» **What is expected**:
Whenever a line in the data below includes the string "IPython", copy it out.

» **Material to process**:
——————
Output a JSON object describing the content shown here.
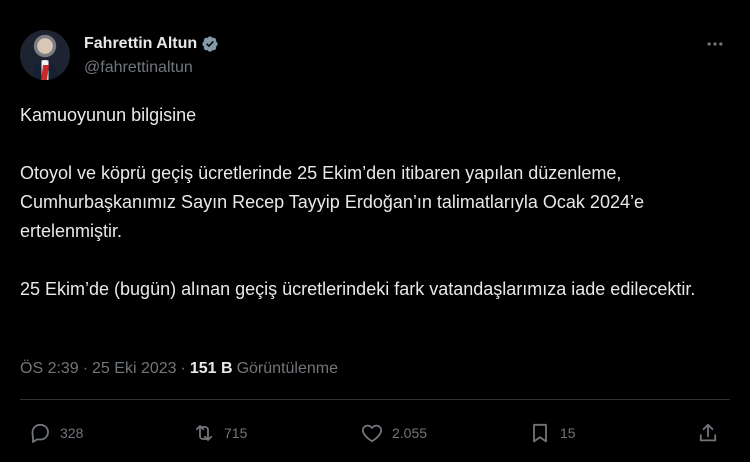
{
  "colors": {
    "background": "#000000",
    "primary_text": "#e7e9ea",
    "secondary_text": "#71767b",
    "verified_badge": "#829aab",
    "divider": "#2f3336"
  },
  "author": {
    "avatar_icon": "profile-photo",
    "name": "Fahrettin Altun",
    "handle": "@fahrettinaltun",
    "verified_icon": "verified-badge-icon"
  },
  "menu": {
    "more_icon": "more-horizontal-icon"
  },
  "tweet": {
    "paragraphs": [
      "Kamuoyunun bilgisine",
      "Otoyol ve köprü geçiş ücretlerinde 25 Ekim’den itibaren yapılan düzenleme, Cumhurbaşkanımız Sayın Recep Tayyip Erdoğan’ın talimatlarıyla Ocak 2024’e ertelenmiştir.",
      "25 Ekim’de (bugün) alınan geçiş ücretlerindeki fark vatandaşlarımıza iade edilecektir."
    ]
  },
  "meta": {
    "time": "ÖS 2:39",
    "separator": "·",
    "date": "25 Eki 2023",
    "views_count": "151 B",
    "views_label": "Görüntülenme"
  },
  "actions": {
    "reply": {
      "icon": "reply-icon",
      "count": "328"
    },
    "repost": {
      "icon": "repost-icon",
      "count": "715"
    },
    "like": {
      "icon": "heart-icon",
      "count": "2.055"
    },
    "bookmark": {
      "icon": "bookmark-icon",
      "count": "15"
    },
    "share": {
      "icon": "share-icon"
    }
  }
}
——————
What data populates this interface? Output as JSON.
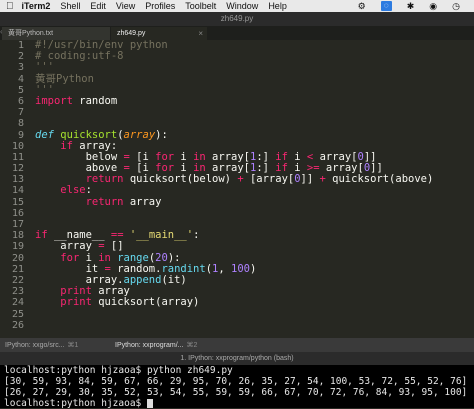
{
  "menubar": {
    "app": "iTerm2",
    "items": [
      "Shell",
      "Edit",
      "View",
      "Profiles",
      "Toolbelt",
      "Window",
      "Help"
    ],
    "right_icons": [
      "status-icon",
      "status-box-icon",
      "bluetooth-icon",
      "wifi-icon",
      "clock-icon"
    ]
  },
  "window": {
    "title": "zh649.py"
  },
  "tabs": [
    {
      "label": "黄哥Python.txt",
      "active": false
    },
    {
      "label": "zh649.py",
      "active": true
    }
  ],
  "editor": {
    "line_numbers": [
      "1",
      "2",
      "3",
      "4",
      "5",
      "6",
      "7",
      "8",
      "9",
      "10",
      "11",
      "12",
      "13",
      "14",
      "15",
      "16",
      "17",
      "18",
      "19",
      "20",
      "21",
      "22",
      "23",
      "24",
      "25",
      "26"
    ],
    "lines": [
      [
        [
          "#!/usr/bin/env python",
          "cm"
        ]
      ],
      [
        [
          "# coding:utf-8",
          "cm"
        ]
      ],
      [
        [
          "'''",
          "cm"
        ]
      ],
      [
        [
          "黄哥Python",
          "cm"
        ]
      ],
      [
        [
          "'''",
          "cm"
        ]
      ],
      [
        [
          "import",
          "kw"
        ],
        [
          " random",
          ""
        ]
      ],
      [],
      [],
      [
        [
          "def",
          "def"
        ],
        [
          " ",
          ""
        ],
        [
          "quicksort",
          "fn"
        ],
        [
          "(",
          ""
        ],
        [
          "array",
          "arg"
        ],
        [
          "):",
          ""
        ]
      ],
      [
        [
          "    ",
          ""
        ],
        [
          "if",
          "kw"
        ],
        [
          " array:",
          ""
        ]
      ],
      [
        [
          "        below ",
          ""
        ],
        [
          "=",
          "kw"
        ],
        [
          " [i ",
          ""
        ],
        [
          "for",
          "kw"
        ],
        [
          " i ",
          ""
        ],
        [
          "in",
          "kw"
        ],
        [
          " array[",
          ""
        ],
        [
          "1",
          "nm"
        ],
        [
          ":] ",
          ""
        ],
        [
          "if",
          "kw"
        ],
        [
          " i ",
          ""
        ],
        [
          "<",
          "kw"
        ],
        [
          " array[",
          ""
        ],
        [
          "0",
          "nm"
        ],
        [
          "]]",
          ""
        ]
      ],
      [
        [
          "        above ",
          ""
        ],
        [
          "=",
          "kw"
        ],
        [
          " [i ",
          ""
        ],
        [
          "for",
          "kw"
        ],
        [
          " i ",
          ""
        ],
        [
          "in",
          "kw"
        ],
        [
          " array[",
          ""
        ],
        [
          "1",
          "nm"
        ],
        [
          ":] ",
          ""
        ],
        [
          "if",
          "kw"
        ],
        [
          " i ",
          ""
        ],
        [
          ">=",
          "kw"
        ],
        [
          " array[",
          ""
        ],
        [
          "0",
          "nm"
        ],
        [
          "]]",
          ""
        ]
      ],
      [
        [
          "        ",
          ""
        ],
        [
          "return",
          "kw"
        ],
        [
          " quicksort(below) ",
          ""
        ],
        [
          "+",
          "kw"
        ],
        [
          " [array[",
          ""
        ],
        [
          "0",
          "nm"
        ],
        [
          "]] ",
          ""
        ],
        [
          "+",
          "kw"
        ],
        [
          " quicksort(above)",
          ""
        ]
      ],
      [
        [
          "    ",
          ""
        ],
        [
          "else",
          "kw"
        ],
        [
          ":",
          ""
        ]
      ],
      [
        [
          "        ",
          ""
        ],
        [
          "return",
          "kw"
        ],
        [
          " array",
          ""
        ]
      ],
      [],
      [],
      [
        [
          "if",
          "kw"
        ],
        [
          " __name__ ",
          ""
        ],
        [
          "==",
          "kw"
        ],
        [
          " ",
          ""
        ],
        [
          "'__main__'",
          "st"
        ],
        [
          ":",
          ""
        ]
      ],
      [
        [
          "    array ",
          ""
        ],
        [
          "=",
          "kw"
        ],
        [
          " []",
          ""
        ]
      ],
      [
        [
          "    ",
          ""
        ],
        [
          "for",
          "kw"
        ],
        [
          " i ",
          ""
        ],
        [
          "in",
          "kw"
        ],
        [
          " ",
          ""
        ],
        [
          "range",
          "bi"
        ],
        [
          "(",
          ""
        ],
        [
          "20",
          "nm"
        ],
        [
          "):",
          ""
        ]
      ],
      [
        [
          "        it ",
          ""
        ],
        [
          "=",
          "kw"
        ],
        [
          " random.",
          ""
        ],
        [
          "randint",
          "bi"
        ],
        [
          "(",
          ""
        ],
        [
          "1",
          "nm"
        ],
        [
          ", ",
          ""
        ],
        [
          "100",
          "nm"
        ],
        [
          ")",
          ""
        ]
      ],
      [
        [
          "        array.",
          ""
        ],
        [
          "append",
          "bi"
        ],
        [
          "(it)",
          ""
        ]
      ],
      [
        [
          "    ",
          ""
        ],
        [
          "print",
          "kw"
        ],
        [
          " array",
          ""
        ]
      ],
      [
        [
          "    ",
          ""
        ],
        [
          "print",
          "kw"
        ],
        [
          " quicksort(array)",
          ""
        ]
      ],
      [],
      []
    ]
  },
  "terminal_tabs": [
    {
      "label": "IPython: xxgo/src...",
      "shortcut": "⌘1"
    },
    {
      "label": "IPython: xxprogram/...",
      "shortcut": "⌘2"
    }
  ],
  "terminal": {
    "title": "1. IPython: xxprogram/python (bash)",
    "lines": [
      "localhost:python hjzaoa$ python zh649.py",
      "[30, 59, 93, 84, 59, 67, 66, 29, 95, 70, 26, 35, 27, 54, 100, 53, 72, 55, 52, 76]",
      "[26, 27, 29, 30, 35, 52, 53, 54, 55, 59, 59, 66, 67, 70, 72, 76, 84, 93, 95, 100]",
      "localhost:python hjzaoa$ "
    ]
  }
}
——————
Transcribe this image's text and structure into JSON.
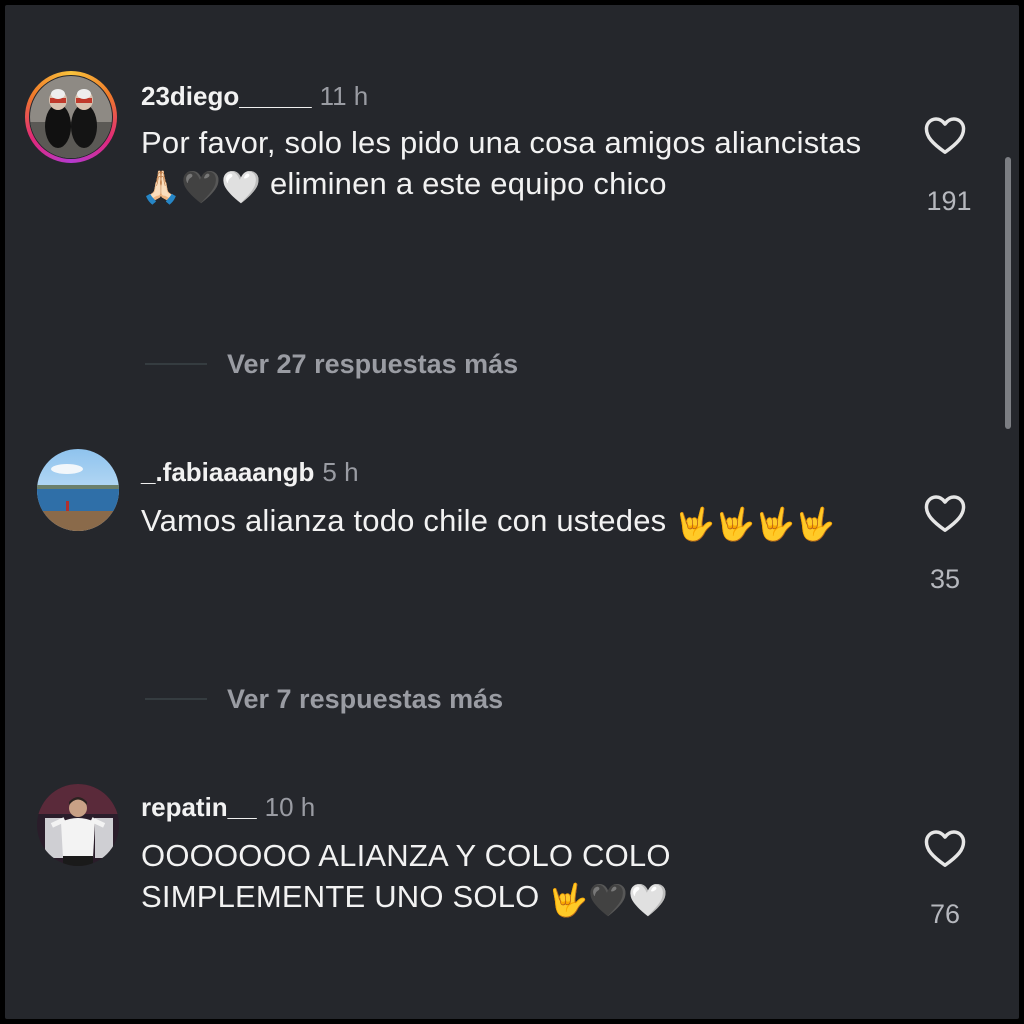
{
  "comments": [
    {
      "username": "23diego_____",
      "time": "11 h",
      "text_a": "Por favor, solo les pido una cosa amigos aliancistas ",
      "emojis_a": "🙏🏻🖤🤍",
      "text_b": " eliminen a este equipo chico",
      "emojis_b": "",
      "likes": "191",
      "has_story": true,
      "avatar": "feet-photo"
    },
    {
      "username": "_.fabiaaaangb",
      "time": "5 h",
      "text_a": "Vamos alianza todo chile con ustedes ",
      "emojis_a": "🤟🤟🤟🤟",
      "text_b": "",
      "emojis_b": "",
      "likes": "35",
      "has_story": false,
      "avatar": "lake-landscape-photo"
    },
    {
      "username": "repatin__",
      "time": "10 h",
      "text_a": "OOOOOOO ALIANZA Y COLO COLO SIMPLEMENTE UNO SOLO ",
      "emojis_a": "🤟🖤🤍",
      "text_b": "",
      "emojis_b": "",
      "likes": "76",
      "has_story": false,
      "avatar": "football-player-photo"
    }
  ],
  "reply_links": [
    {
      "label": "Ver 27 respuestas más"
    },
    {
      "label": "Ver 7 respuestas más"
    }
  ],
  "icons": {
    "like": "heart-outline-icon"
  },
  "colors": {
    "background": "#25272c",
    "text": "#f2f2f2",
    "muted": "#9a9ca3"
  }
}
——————
» **Answer section**:
      "label": "IPython: xxgo/src...",
      "label": "IPython: xxprogram/...",
    "title": "1. IPython: xxprogram/python (bash)",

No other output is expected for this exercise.